*** Begin section ***

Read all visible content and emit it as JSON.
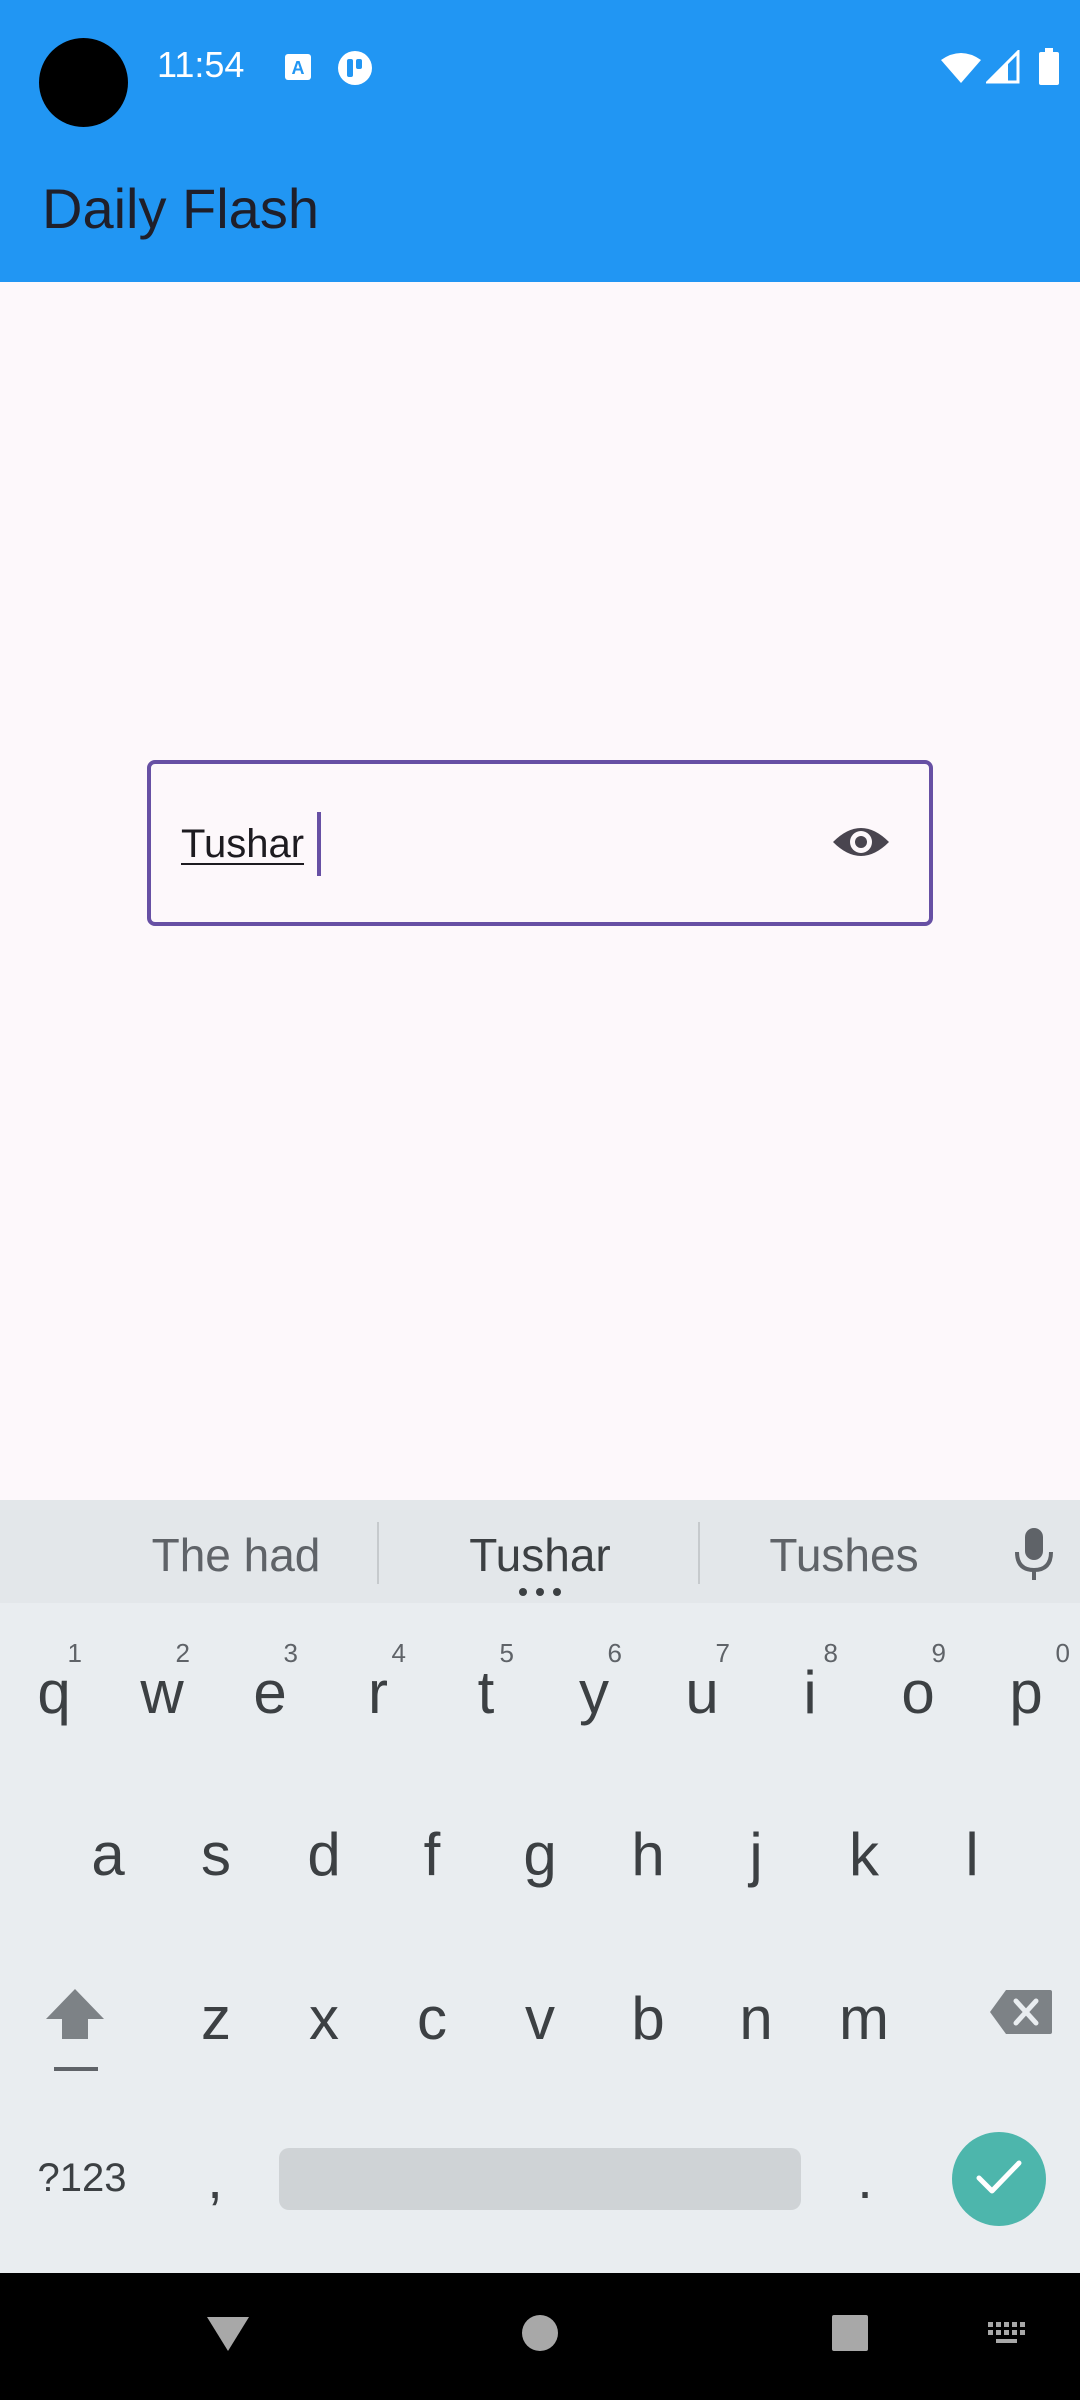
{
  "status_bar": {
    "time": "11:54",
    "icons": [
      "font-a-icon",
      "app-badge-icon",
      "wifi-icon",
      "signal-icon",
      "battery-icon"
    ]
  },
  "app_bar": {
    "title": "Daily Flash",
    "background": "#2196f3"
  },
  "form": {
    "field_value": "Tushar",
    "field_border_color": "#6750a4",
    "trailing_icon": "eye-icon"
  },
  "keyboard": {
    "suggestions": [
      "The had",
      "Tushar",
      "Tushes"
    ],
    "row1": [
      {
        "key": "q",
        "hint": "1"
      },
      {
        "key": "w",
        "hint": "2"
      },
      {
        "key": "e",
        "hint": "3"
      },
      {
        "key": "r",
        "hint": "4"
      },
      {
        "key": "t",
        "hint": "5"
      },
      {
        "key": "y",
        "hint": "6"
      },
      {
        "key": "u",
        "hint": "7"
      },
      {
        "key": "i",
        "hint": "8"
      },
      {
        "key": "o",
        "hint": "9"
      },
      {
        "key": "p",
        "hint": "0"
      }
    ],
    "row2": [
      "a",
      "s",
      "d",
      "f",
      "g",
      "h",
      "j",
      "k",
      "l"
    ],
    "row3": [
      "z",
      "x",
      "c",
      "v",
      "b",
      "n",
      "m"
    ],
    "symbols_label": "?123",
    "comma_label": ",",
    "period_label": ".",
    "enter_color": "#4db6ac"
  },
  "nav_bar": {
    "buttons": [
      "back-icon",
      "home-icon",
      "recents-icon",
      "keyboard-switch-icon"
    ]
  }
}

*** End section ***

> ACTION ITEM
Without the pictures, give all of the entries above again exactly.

> SOLUTION FOR THIS TASK
Read all visible content and emit it as JSON.
{
  "status_bar": {
    "time": "11:54",
    "icons": [
      "font-a-icon",
      "app-badge-icon",
      "wifi-icon",
      "signal-icon",
      "battery-icon"
    ]
  },
  "app_bar": {
    "title": "Daily Flash",
    "background": "#2196f3"
  },
  "form": {
    "field_value": "Tushar",
    "field_border_color": "#6750a4",
    "trailing_icon": "eye-icon"
  },
  "keyboard": {
    "suggestions": [
      "The had",
      "Tushar",
      "Tushes"
    ],
    "row1": [
      {
        "key": "q",
        "hint": "1"
      },
      {
        "key": "w",
        "hint": "2"
      },
      {
        "key": "e",
        "hint": "3"
      },
      {
        "key": "r",
        "hint": "4"
      },
      {
        "key": "t",
        "hint": "5"
      },
      {
        "key": "y",
        "hint": "6"
      },
      {
        "key": "u",
        "hint": "7"
      },
      {
        "key": "i",
        "hint": "8"
      },
      {
        "key": "o",
        "hint": "9"
      },
      {
        "key": "p",
        "hint": "0"
      }
    ],
    "row2": [
      "a",
      "s",
      "d",
      "f",
      "g",
      "h",
      "j",
      "k",
      "l"
    ],
    "row3": [
      "z",
      "x",
      "c",
      "v",
      "b",
      "n",
      "m"
    ],
    "symbols_label": "?123",
    "comma_label": ",",
    "period_label": ".",
    "enter_color": "#4db6ac"
  },
  "nav_bar": {
    "buttons": [
      "back-icon",
      "home-icon",
      "recents-icon",
      "keyboard-switch-icon"
    ]
  }
}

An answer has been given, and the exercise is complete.